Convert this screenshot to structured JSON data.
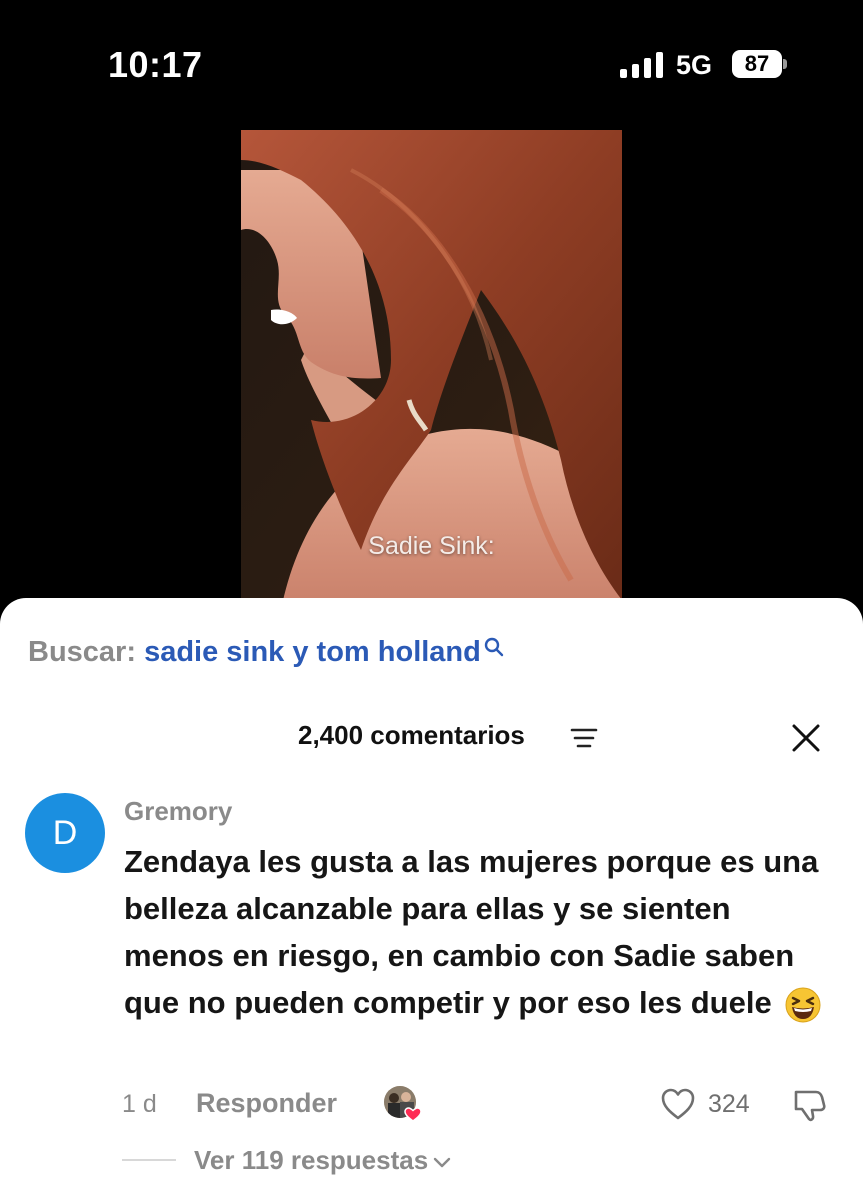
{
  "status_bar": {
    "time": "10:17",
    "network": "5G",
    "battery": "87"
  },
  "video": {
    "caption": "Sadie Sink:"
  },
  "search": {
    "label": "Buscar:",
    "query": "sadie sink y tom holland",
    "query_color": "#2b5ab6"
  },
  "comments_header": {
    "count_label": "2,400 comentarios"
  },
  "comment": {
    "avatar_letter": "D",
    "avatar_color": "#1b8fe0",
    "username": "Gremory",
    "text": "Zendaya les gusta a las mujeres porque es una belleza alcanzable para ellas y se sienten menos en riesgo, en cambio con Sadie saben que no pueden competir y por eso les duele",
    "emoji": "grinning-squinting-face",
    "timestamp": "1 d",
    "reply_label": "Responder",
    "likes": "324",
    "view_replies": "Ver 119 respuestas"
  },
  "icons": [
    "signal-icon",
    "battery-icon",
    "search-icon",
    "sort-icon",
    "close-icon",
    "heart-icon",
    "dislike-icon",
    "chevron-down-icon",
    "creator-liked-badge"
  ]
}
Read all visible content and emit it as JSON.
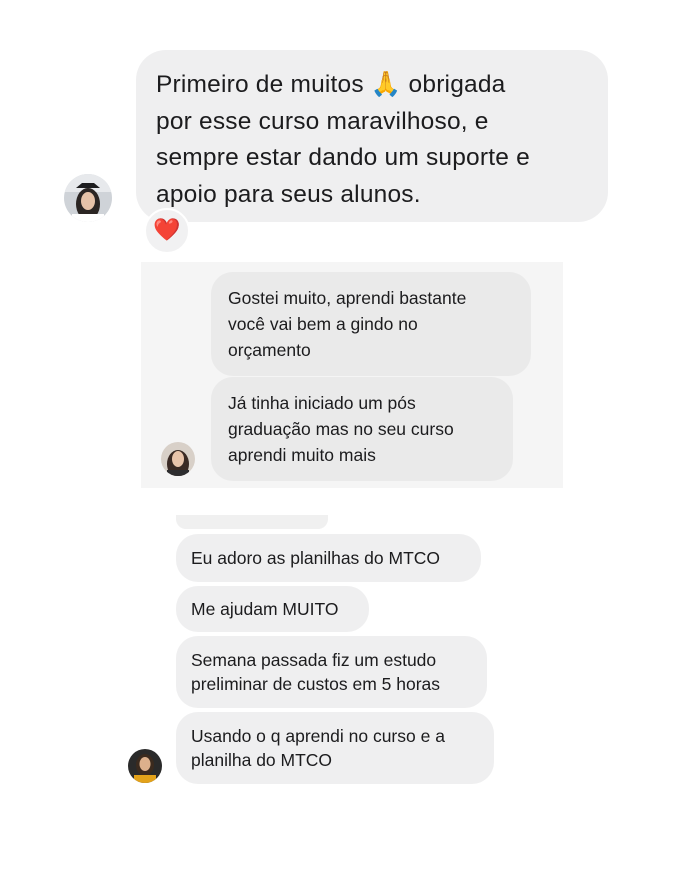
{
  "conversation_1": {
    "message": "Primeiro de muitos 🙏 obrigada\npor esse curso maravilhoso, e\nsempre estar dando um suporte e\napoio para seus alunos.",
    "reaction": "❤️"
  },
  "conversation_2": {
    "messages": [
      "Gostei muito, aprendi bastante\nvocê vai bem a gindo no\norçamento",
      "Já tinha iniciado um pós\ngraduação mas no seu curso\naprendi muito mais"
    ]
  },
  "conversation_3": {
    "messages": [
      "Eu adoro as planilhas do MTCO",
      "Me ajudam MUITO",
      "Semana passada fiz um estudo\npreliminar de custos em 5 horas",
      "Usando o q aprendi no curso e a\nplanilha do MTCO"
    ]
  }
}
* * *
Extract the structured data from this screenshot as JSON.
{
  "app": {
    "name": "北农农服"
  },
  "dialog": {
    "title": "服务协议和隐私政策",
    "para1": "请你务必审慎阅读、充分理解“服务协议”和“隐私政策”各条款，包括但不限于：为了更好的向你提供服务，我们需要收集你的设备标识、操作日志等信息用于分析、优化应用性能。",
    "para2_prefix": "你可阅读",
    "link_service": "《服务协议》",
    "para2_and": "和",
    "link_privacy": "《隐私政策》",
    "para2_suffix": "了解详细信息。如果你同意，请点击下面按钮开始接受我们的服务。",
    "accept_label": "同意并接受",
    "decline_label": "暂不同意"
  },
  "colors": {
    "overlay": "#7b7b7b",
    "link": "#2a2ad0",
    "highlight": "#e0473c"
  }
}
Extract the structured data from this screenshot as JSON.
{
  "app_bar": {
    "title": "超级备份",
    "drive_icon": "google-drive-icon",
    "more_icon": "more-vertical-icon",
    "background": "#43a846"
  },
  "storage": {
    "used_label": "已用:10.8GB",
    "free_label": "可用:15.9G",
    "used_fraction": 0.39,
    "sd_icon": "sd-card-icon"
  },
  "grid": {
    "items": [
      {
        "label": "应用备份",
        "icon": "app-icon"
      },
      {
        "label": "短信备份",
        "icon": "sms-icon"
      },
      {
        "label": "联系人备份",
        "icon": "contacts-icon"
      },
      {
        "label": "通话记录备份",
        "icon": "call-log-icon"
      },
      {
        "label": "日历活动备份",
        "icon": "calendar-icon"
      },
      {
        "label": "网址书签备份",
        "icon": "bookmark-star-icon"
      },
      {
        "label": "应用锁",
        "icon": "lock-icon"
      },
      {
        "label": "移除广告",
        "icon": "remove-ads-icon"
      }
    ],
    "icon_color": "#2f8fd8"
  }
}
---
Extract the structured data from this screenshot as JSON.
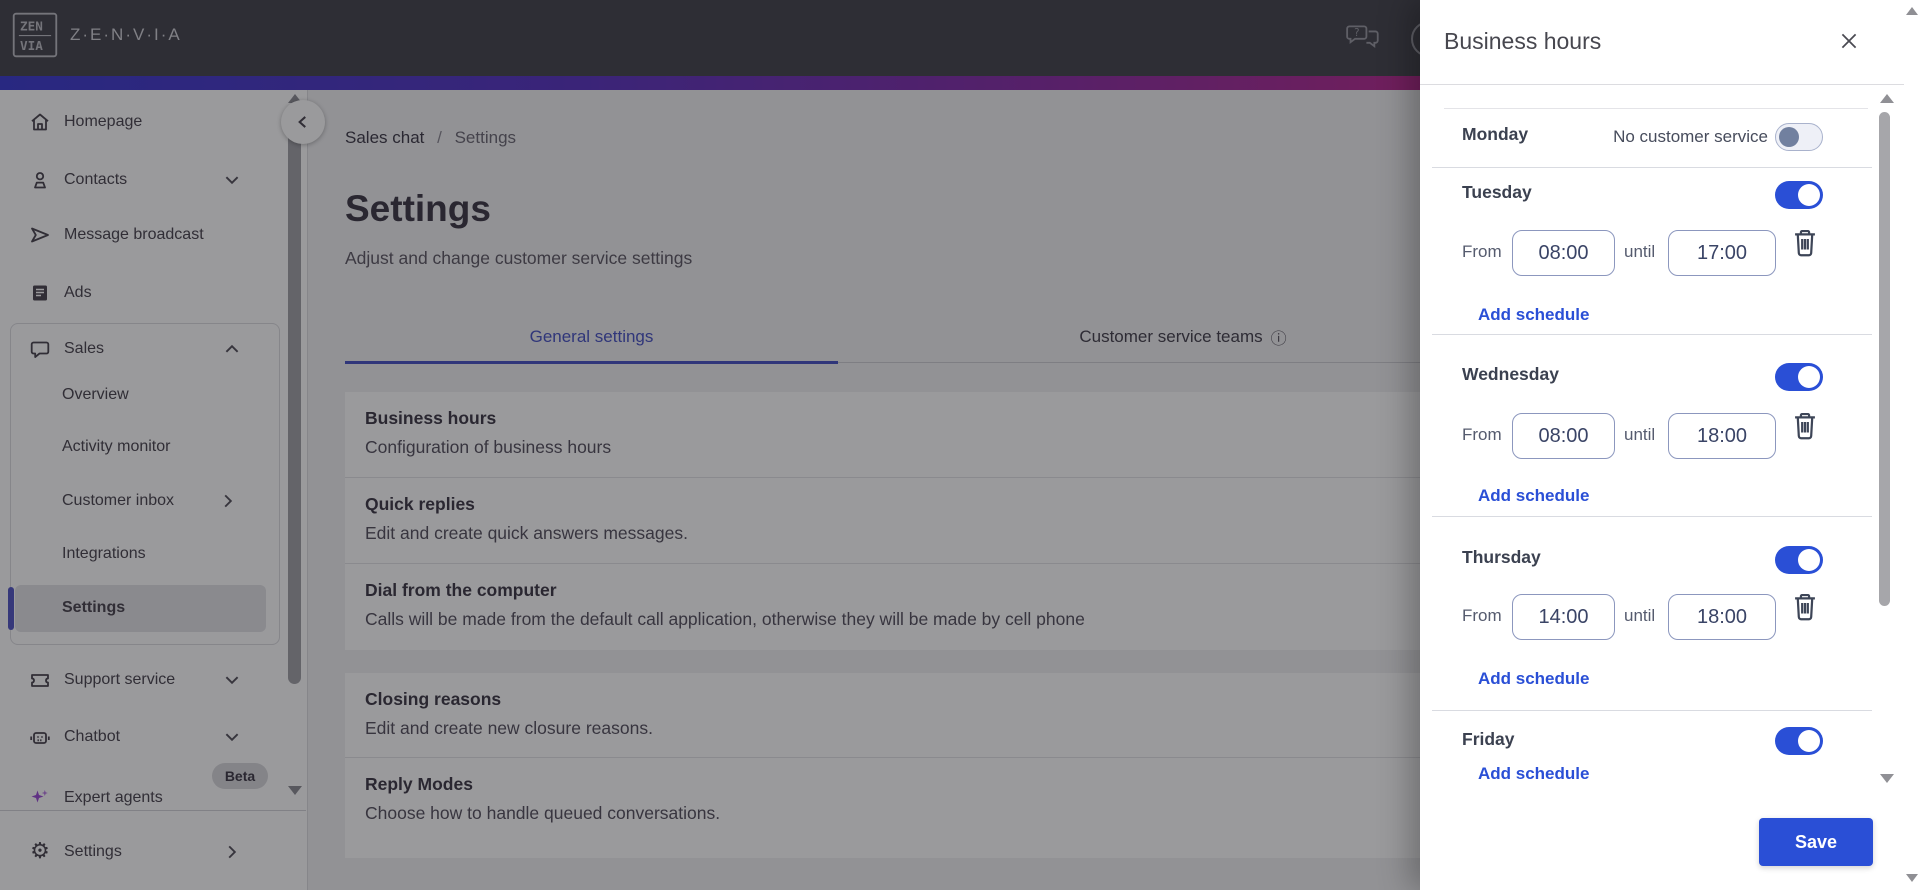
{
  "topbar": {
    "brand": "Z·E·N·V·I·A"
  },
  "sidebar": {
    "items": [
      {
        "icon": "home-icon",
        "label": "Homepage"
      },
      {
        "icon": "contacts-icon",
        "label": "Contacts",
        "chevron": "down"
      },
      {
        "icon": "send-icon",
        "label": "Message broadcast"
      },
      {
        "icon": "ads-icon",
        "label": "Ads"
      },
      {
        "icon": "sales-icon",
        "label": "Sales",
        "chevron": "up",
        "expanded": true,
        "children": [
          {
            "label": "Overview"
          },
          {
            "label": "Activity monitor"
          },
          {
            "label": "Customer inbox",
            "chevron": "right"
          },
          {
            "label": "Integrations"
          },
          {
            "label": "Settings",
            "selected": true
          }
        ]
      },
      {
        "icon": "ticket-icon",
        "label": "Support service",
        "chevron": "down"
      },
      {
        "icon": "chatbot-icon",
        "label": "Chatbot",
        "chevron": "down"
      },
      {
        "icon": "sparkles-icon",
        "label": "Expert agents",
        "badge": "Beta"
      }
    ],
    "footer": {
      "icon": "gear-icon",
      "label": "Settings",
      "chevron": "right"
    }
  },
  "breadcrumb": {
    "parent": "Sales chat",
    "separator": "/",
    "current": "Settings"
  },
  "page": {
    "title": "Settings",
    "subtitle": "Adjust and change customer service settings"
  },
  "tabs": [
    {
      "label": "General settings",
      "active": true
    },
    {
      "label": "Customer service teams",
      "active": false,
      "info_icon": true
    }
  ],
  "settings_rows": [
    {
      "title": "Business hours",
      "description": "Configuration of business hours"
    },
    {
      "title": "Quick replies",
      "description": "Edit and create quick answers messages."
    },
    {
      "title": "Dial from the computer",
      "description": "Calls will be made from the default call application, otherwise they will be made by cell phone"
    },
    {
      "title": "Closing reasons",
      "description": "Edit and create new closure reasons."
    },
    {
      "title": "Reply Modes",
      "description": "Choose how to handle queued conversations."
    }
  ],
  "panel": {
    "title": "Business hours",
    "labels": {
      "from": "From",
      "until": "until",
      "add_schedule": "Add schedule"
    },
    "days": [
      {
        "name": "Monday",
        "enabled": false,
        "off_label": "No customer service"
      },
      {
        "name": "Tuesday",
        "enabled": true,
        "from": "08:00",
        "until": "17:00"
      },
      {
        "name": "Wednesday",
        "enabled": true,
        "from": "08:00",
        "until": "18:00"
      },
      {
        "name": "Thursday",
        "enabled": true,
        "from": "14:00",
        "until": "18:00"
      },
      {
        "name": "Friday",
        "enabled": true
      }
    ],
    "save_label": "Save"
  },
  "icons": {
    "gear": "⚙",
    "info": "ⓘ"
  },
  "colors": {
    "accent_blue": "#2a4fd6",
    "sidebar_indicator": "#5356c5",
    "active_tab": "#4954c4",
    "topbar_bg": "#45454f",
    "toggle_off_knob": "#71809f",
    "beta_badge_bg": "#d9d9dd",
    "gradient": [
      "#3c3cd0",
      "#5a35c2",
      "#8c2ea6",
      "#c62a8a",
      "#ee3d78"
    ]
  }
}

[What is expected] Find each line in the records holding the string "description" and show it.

[Completed exercise]
      "description": "Configuration of business hours"
      "description": "Edit and create quick answers messages."
      "description": "Calls will be made from the default call application, otherwise they will be made by cell phone"
      "description": "Edit and create new closure reasons."
      "description": "Choose how to handle queued conversations."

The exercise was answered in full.